Biliopancreatic diversion with duodenal switch procedure

The biliopancreatic diversion with duodenal switch procedure, also called a BPD/DS or simply duodenal switch, is a weight loss surgery that is typically reserved for the severely obese. The first portion of the procedure involves reducing the size of the stomach, leaving behind only a slender tube and limiting the amount of food that can comfortably be consumed.

Next, the small intestine is divided and the lower end of the small intestine is connected directly to the remaining portion of stomach while the majority of the small intestine is bypassed. This allows the stomach to empty directly into the lower section of the intestine, dramatically decreasing the number of calories and nutrients absorbed.

Finally, the portion of the small intestine that was bypassed is reconnected to the lower end of the small intestine. This enables bile and pancreatic enzymes carried by the bypassed intestine to mix with food products for only a brief time significantly reducing calorie and nutrient absorption.

Who is a candidate for the biliopancreatic diversion with duodenal switch procedure?

Since biliopancreatic diversion with duodenal switch is a complicated procedure, it is typically reserved for extremely obese individuals, particularly those with weight-related health issues, who have failed at other weight loss attempts.

Since individuals typically lose more weight with BPD/DS than with other bariatric procedures, it may be recommended to individuals with the following:

  • Body Mass Index of 55 or higher
  • Type 2 diabetes
  • Sleep apnea
  • Hypertension
  • Elevated cholesterol levels

While many individuals with obesity-related health issues experience good results from the duodenal switch procedure, it is important to note the surgery is a complicated one and the individual’s overall health should be taken into account before undergoing the somewhat lengthy procedure.

Pros & Cons of biliopancreatic diversion with duodenal switch

The surgery is considered one of the most successful for weight loss and many individuals are able maintain that loss over the years. Those who undergo BPD/DS are also able to eat relatively normal meals and feel more satisfied.

Disadvantages of the procedure include a higher risk of long term complications including osteoporosis and anemia. Deficiency of fat soluble vitamins (A,D,E, and K) as well as calcium and iron.
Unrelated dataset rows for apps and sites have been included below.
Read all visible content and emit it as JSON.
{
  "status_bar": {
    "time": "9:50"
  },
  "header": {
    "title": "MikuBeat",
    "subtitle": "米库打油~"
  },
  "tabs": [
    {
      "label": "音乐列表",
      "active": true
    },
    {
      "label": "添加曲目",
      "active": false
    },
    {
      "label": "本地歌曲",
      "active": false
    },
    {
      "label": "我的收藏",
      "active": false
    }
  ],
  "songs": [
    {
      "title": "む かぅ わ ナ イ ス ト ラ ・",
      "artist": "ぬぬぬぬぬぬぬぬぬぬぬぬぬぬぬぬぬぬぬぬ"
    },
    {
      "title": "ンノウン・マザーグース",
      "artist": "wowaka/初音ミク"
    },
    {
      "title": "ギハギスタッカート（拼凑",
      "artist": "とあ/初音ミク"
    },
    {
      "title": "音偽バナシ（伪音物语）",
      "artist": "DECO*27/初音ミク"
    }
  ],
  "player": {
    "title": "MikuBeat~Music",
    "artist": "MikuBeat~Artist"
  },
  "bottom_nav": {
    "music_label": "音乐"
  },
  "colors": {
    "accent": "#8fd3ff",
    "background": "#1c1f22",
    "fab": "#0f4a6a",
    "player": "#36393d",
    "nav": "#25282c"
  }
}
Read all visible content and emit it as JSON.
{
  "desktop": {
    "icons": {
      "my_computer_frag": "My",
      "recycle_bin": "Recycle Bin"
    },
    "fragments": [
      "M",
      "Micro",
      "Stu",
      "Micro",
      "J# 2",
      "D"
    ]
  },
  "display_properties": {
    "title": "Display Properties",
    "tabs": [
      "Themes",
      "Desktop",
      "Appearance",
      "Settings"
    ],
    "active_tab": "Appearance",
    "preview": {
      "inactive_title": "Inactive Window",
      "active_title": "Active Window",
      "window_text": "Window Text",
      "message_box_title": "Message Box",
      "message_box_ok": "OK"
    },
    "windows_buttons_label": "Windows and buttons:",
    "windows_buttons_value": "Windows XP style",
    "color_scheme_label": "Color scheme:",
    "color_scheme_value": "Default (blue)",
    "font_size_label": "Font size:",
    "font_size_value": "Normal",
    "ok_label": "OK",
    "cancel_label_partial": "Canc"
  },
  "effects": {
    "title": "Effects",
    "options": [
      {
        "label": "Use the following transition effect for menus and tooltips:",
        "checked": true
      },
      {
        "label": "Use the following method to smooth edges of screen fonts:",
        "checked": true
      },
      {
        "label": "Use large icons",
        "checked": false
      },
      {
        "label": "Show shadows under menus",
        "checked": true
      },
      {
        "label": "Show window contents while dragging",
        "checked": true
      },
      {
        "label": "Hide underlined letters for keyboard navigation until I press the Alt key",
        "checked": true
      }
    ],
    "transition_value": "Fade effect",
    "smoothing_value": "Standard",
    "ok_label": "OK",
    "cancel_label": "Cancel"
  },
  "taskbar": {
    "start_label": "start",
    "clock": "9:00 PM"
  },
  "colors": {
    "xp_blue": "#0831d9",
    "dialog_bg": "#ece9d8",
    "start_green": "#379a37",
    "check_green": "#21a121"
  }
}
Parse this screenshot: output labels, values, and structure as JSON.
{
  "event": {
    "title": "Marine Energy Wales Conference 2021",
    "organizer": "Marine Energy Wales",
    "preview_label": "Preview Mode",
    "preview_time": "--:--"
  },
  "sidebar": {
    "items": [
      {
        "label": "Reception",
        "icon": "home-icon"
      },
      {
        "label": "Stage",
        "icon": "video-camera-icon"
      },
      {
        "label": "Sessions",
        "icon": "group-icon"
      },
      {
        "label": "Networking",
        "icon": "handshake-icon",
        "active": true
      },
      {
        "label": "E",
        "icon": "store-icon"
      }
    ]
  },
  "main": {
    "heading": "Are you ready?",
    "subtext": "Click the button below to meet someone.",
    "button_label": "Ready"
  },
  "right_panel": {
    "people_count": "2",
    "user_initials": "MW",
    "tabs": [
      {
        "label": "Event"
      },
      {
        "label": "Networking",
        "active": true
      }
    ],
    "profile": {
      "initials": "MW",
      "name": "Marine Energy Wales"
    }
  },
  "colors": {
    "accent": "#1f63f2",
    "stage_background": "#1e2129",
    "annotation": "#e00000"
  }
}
Some individuals also develop a serious protein deficiency resulting in severe malnutrition.

Before undergoing the procedure, candidates should show a willingness to commit to ongoing follow-up. Individuals who have BPD/DS must be on a lifelong regimen of vitamin and mineral supplements and be medically monitored.